Chamber advocates for a Cape Cod Planning and Economic Development Commission in county government to “preserve the character of Cape Cod.” Chamber executive Norman H. Cook becomes first executive director of CCPEDC (forerunner of today’s Cape Cod Commission.)
Michael Frucci becomes executive secretary.
Cape Cod experiences unprecedented growth of residential and commercial properties.
CCPEDC becomes the Cape Cod Commission with regulatory power over land use.
Route 25 Visitor Center, located 3 miles from the Bourne Bridge, opens. Former Sagamore Bridge info booth donated to Bourne Historical Society. It’s now on the grounds of Aptucxet Trading Post.
Frucci retires, Wendy Northcross named interim executive director.
Northcross appointed to Community Working Group, which releases consensus land use planning for Mass. Military Reservation (now Joint Base Cape Cod.)
Chamber merges with county’s Cape Cod Economic Development Council. John D. O’Brien becomes CEO and offices move to 307 Main Street, Hyannis (in a portion of the former Cape Cod Bank & Trust building.)
Chamber CEO O’Brien retires and Northcross tapped to succeed him.
Chamber returns to its renovated and expanded building near Exit 6 and constructs a new visitor center at same site.
Chamber pushes workforce skills, creative economy effort, renewable energy, wastewater and transportation in addition to tourism promotion in its annual action plan.
Chamber advocates for new canal area bridges and road/pedestrian access after maintenance work causes unprecedented backups and delays.
Annual Quahog Day launched on the first day of summer, to promote the number of beach days ahead.
On Feb. 26, Patti Page Way is named after the artist who made famous the song “Olde Cape Cod”.
In March, the board of directors voted to create the Wastewater Task Force, over concerns about pending lawsuits potentially forcing an overpriced and “under-scienced” solution on Cape Cod.
Back to Business Bash features a pirate theme for the chamber’s networking presence.
In November, groundbreaking for major renovation at Patti Page Way offices.
New Sandy Neck Conference Room opens. Chamber crew travels to Beacon Hill for State House Day to promote tourism.
The Blue Economy Project is launched alongside a Creative Economy Initiative including public art installations.
Annual public policy briefings with elected officials.

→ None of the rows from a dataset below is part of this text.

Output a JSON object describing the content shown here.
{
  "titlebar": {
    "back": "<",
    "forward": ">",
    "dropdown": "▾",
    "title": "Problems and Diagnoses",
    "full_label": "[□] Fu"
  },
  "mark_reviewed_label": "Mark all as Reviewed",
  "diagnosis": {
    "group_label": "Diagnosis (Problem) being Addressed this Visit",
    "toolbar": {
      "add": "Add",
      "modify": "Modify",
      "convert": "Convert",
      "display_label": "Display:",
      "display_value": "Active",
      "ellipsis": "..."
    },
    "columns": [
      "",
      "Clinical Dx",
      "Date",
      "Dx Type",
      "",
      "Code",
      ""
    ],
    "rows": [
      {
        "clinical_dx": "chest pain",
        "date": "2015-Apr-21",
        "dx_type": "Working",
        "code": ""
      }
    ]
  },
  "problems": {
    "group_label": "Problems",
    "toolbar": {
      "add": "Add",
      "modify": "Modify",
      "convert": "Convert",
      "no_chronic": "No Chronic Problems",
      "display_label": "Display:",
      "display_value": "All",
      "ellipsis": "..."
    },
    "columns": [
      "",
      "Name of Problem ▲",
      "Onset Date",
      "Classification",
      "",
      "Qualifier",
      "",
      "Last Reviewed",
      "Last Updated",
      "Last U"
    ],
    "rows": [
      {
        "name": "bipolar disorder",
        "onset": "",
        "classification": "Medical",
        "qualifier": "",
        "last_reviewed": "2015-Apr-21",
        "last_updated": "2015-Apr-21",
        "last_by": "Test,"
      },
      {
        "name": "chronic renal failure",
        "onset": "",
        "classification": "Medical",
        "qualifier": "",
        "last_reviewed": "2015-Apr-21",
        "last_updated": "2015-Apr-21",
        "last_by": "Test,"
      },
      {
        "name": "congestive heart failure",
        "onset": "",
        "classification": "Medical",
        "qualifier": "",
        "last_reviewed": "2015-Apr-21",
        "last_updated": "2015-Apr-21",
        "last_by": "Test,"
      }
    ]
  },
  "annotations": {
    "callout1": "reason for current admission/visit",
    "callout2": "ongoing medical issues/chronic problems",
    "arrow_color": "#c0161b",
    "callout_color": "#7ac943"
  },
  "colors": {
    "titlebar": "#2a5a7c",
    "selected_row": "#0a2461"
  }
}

Chamber wastewater task force and Cape legislators craft and pass law for Cape Cod & Islands Water Protection Trust Fund to build wastewater systems. and alleviate tax burden on residents.
First grants totaling $71 million dollars flow to Cape towns from the Water Protection Trust Fund, saving property tax payers the same.
In a virtual ceremony, Gov. Baker, Mass DOT and the U.S. Army Corps of Engineers agree to build/maintain new canal bridges and adjacent ways for bikes/pedestrians/vehicular roads. Federal infrastructure funds are the last piece of the puzzle.
Chamber helps form and facilitate a regional COVID-19 Response Task Force – navigating 15 months of the public health crisis causing business closures and restrictions. Task Force touted as a model of collaboration.
The Blue Economy Project constructs Expedition Blue – 10 waypoints in towns across the Cape and Islands showcasing the Cape’s special connection to the water, from both social and economic perspectives.
In June, the federal INVEST in America Act includes language that allows new bridges to be considered for funding passes in the U.S. House.
Chamber Executive Director Wendy Northcross named Mercy Otis Warren Cape Cod Woman of the Year
Northcross retires after 24 years at the chamber and Paul Niedzwiecki, former executive of the Cape Cod Commission, is selected as next CEO as of July 1.